» What is required: Every line in the data below that holds "state" should be found and copied.

» Recorded data:
◇ ◇ ◇ ◇
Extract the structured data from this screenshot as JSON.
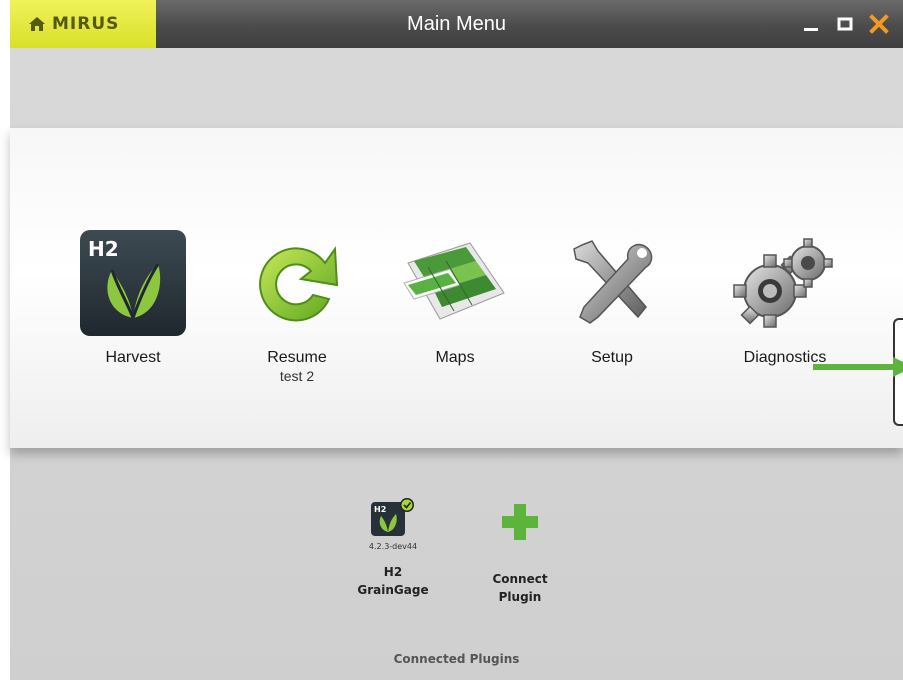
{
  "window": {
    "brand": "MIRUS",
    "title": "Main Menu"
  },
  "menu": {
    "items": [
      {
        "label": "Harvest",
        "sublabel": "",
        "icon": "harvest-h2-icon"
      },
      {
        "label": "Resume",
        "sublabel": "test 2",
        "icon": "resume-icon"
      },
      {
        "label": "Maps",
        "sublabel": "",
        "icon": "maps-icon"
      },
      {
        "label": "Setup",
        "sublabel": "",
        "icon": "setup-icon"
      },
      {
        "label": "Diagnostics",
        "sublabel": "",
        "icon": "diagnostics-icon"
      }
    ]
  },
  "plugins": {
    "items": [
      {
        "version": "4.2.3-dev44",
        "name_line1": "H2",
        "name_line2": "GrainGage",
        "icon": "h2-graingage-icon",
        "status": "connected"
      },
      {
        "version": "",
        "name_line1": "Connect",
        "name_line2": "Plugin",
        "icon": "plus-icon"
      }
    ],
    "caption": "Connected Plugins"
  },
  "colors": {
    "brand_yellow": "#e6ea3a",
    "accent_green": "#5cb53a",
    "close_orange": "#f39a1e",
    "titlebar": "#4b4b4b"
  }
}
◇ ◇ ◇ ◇
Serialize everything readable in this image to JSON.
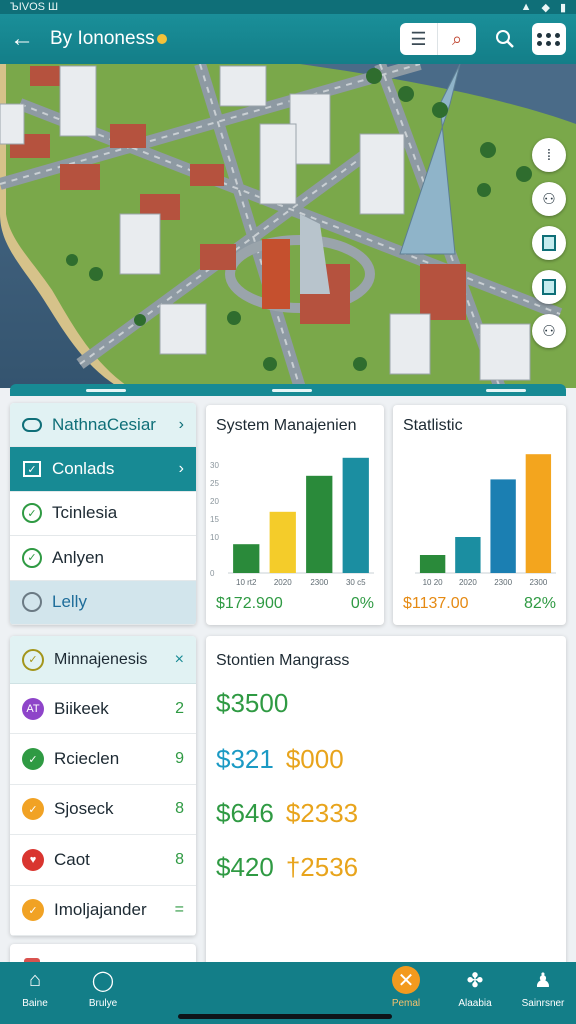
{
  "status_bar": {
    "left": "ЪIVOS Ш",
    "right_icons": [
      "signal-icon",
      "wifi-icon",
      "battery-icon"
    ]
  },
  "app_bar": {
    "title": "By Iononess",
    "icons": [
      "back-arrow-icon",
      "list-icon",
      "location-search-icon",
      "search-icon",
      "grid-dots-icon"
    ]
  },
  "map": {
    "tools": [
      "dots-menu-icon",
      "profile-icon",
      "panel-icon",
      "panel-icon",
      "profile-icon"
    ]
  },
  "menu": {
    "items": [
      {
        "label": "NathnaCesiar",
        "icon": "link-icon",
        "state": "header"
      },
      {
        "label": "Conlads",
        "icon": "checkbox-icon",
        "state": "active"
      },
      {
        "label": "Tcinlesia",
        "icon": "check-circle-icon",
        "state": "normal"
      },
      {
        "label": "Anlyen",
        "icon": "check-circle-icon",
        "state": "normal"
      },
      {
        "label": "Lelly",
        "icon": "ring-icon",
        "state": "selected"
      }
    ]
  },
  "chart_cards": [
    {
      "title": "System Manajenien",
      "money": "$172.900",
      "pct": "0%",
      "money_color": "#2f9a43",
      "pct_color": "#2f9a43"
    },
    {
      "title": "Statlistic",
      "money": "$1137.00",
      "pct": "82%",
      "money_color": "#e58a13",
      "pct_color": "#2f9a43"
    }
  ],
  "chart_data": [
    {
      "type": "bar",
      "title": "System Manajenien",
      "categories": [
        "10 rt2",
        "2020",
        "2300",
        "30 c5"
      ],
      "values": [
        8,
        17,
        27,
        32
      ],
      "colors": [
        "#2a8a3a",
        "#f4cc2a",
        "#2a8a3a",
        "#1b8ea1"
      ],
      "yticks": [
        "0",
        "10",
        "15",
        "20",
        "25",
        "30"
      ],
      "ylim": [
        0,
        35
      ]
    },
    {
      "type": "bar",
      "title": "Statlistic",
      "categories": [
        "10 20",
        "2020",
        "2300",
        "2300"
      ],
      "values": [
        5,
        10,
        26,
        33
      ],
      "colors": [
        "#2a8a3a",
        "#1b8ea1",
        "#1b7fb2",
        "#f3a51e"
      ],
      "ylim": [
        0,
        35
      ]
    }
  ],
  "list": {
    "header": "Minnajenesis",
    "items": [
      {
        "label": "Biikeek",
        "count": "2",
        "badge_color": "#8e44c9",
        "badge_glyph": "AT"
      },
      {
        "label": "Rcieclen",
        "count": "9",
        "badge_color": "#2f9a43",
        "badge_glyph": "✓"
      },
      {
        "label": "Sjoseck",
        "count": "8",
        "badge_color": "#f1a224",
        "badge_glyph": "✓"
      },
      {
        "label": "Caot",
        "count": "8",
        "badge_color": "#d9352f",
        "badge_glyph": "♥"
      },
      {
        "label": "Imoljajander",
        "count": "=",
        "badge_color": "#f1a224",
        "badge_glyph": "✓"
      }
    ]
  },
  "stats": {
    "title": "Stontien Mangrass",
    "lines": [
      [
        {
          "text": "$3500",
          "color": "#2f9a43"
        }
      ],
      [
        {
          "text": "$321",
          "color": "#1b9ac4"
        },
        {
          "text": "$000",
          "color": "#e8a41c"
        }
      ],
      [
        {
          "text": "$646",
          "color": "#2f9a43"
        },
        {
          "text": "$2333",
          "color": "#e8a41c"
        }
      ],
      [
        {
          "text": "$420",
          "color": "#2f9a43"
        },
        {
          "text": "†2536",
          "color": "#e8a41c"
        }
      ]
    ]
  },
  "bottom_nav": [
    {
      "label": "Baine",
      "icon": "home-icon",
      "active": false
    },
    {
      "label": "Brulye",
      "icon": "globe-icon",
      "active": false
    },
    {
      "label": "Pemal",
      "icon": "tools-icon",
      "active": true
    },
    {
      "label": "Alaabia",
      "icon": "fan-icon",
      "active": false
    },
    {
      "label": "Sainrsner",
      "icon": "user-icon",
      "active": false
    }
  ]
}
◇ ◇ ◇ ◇
» Solution for this problem:
        "state": "header"
        "state": "active"
        "state": "normal"
        "state": "normal"
        "state": "selected"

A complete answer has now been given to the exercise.